What was important about what Briana was saying, was to reframe questions and to do what no one else was doing……which was to try to shift the conversation on the necessity of the police. As was stated at the beginning of this post, there are a growing number of people who think it does no good to attempt to reform the police. Again, to quote Rachel Herzing, the function of policing is the armed protection of state interests.
Just a few weeks ago, the Black Lives Matter Grand Rapids chapter, wrote a powerful statement in response to the Am I Next gathering, which had invited the police. Part of that statement read, “We do not think those who police, intimidate and enact violence on communities are healthy, functioning parts of those communities and regard with suspicion those who believe that moral appeals will save Black people from public execution.”
The whole time I watched this program on policing, I kept thinking, what kind of discussion could have happened if the police chief was not invited. Indeed, what kind of creative and transformative solutions could people come up with that doesn’t rely the cops.
A recent report from Michigan Campaign Finance Report documents how state legislators, regardless of party affiliation, are influenced by DTE Energy and Consumers Energy on energy policy.
In addition to the lobbyists working on the legislation, at least 86 individual companies have made their positions known by providing official statements to lawmakers. They range from Ford Motor The top photograph shows the scene at a Senate Energy and Technology Committee this spring.Company to a Holiday Inn Express in Bad Axe. On top of those businesses, at least 95 interest groups or governments have also officially weighed in.
At the center of the fight are the state’s dominant electric utilities, DTE Energy and Consumers Energy. Combined, the two utilities have 42 individuals or firms that are registered as lobbyists they employ. However, DTE says not all of its lobbyists are actively working on energy reforms. Plus, DTE and Consumers each work with at least one of the state’s eight largest multi-client firms, which don’t have to disclose how many of their lobbyists are working on specific proposals.
One can see from this first graphic how both Republican and Democratic legislators in Michigan rely heavily on funding from DTE Energy and Consumers Energy.
- Of the 63 GOP State Representatives, 25 of them have DTE or Consumers Energy as Top 10 donors.
- For the 45 Democratic State Representatives, 22 of them have DTE or Consumers Energy as Top 10 donors.
- In the Michigan Senate there are there are 22 out of the 27 GOP Senators with DTE or Consumers Energy as Top 10 donors and 9 out of 10 for the Democratic State Senators.

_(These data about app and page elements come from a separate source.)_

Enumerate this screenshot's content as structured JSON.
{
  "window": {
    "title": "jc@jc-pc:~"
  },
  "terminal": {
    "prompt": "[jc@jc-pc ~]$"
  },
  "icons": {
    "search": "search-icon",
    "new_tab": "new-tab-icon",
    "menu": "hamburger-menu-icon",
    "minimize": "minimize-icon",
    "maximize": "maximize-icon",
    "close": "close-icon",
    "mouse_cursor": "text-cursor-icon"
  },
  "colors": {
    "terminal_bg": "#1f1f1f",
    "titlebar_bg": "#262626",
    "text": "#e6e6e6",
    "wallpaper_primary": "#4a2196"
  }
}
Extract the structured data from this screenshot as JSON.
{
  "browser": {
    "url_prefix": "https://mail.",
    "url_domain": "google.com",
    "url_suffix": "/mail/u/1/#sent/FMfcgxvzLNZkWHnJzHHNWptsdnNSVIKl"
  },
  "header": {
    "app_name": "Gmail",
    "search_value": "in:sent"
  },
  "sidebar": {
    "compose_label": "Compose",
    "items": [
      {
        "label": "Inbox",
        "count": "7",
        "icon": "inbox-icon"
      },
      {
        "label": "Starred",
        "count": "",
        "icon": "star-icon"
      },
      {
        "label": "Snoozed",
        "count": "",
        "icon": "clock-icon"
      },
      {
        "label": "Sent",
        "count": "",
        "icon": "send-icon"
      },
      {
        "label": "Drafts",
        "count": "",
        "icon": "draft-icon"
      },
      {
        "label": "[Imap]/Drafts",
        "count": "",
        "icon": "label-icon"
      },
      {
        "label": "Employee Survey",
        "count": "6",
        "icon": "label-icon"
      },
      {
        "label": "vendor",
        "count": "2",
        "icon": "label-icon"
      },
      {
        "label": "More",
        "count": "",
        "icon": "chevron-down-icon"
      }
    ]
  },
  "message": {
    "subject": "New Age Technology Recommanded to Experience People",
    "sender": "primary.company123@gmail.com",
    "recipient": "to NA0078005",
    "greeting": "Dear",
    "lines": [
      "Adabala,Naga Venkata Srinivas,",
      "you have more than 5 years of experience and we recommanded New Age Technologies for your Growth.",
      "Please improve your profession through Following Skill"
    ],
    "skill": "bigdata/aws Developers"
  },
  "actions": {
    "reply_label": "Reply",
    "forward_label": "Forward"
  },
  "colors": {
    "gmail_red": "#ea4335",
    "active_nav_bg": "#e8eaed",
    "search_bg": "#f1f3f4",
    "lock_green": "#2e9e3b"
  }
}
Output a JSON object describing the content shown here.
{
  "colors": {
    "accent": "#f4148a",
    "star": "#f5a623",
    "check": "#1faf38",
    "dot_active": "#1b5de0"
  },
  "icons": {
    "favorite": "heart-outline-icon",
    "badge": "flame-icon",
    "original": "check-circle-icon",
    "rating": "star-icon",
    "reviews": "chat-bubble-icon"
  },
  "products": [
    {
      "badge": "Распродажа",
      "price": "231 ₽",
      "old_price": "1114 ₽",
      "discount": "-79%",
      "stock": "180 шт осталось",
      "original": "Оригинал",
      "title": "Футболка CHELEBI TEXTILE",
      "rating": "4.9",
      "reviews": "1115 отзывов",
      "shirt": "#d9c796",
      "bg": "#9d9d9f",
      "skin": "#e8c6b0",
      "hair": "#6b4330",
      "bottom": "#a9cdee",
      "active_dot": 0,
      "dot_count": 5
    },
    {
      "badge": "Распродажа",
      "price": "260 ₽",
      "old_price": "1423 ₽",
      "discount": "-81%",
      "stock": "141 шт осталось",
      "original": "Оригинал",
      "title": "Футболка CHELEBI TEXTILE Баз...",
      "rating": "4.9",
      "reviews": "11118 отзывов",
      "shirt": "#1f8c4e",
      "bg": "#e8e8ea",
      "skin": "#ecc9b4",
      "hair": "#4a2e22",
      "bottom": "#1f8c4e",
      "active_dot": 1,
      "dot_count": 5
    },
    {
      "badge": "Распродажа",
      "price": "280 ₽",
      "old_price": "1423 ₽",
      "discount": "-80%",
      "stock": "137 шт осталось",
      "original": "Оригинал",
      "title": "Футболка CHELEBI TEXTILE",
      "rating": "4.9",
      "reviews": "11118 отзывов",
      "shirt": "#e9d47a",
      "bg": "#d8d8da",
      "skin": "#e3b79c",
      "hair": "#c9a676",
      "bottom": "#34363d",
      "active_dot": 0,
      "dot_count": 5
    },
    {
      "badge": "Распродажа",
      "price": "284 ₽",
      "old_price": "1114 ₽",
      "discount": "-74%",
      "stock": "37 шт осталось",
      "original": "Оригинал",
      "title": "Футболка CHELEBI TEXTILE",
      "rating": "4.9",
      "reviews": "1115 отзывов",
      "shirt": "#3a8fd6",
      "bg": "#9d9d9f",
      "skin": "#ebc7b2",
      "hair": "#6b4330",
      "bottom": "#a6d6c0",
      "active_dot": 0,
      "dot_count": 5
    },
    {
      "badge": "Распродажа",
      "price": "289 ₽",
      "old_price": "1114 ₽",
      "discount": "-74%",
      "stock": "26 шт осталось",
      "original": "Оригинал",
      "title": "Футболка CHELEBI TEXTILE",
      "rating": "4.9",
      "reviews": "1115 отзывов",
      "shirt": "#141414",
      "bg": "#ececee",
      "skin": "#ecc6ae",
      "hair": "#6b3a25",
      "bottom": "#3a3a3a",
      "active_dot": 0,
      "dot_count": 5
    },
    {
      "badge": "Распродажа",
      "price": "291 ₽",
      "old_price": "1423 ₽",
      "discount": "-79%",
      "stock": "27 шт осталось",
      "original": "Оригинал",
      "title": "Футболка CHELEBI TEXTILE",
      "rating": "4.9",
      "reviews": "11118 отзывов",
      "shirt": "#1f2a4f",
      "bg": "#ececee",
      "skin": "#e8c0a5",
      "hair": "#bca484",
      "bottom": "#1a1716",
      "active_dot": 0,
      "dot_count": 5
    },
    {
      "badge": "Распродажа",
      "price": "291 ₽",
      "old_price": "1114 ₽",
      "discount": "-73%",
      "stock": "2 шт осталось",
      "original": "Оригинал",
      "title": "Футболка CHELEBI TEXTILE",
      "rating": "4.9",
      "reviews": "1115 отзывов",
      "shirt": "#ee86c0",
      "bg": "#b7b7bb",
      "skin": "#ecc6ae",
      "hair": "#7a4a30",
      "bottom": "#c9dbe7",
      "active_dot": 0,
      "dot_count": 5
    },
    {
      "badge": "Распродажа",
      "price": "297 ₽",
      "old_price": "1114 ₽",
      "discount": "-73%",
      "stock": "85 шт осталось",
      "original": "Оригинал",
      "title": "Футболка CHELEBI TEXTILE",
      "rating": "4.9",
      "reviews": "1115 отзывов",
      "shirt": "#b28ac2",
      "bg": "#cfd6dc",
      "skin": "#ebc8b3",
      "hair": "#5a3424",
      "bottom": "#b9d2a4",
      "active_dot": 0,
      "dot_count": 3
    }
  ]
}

Looking at the second graphic, nearly every member of the Michigan Legislature has received donations from DTE Energy or Consumers Energy. Only 1 Republican State Representative and three Democrats have not received any donations from the two major energy companies in Michigan. However, every single member of the Michigan State Senate has received funds from either DTE Energy or Consumers Energy.
You can track how much each member of the Michigan Legislature has received funding from DTE of Consumers Energy, by going to the MCFN donor tracking data base.
The report from the Michigan Campaign Finance Network also lists the top 100 lobbyists in Michigan working on energy policy. The majority of these lobbyists are paid by private businesses, such as DTE, Consumers Energy, Ford Motor Company, General Motors and Whirlpool. In addition, there are numerous business associations that also have paid lobbyist on energy policy such as the Michigan Chamber of Commerce, the Michigan Farm Bureau and the Michigan Manufacturing Association.
There are a few entities that have paid lobbyists on energy policy that are based in West Michigan, such as the Grand Rapids Area Chamber of Commerce and Amway.